Or: Wherein I toot my own horn.
Here some real player responses to the Phantom Block demo:
- “Great, unique concept that is executed flawlessly.”
- “[Phantom Block] is great and has a lot of potential.”
- “It’s actually really fun and neat. The OST is top tier and doesn’t let you get angry from stupid deaths.”
- “Loved the asthetics and music. The difficulty and puzzles were very intuitive. I really enjoyed it; enough to 100% it!”
- “I liked it. It’s a very polished platformer, and the level design is excellent. The music is catchy, and the visuals are bright, vibrant, and overall very aesthetically pleasing.”
Collapsing Castle is the intended 6th level of Phantom Block (though because of the map system, players can access it as early as their third level). It’s a bit experimental; I’ve tried a different fare from my usual sidescroller zones.
Because the Gum Block’s utility is limited in areas with little height, I’ve decided that levels including it will be a bit more freeform.

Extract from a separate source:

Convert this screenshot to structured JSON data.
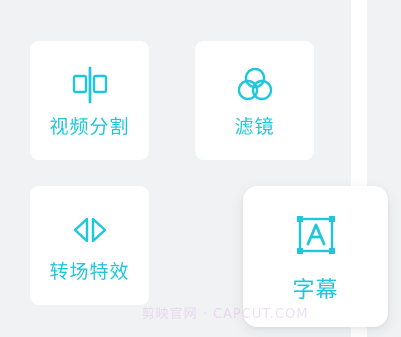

This has great level design potential when combined with other blocks such as the Weight or Magnet Blocks; I can imagine creating a Castlevania-esque huge level where the main challenge is getting more powers and using them to traverse the zone.
Here, that idea is represented in getting the Spring Block. The player can’t progress unless the crate is on the green switch, but since players can’t grab crates with the Use key unless they’re on the ground, there’s no way to pick up the box and move it. The Spring Block bounces the crate into the air so the player can catch it, but serves relatively little use afterwards – it can be used to bounce the player onto the blocks right above the checkpoint, but it has no other real use.
The main focus of the zone is teaching the player about the Collapsing Blocks and Para-Ballums (in this video, with the simple Ballum sprite because the Para-Ballum sprite isn’t completed yet), the main challenges in the area. I tried to give the player plenty of opportunities to learn them individually in safe and unsafe contexts before they’re combined for the final challenge.
For more clever players, there’s a way to skip the second half of the level – but I’ll leave that up to you to find.
Hi, my name is Dean and I run by the the handle “Creepy.” There’s a small and not so interesting story to it but that’s for another time. I was asked to write a little something here and I’ll be at the front of the line to say I’m terrible at this, so I’d like to apologize before I go further. I’m worse under a camera. That’s also a story for another time.
Anyway, I’m the pixel artist/animator for this project. The primary program I use to push pixels around and make things move is Cosmigo’s Pro Motion. It was sort of what seemed to me to be the standard back when I was producing sprites for a couple of projects in the days when the Nintendo DS was still going strong.
I’m currently tasked with revising the various visual assets as they take a different direction following Michael’s vision. If you haven’t been following the development until recently, the style was heavily influenced by earlier generations of platformers. Now, the art direction has a dash of more contemporary trends but still retains a hint of classical influences from the previous iteration of this game. At least that’s my take on it.
So here we are, a shiny new blog and a little gas in the tank. Let’s see where this road takes us, shall we?
Hello, I’m Ryuno. I’m going to be working on the audio aspect of Phantom Block, currently doing new arrangements of Michael’s original tracks. Retro videogame music inspires me a lot, and I’m bringing that influence to the table.
My DAW of choice is FL Studio, and the main synth plugin I used so far was 3xOSC: the unique free range sliding capabilities of FL Studio’s native plugins via the piano roll are something I can’t get enough of, as they give me freedom to do note bending/portamento-style runs without the need to make new instrument channels. Besides virtual instruments, I currently have at my disposal and intend to use hardware synthesizers such as the Roland SH-201. Korg Poly-800, Novation XioSynth and Korg Monotron.
If you want to give me feedback or suggestions, feel free to send a message!
Hey everyone, it’s Joe (framk). I’m aiding with programming on Phantom Block as well as helping to manage the team and to bring in necessary people and funding to the project. I’m starting work on the map editor that will be integrated into the game. What I hope to accomplish is having a fully-fledged editing tool that fans of the game can use to make exciting levels. I feel this will open up a lot of possibilities for exciting level designs, and give people otherwise unable to exercise their design muscle the chance to do so. I’d love suggestions of what people would love to have in the game, and I’ll be sure to add them.
Hello, my name is Michael Celani, and I’m the lead game developer and programmer on Phantom Block. This development log is where I’ll do most of updates on my game, and I’ll have plenty of exclusive content here, including:
- Demo Releases
- Development Logs
This website will also allow me to collect valuable feedback on the direction of the game and allow me to see what “clicks”. Since the project started last July, I’ve never really had a centralized outpost to put all of these things, so I’ve haphazardly placed them all over the web. I tend to be a laconic person, so blog posts are not my forte; to that end, I hope my content will speak for itself, and I hope you enjoy watching this game grow.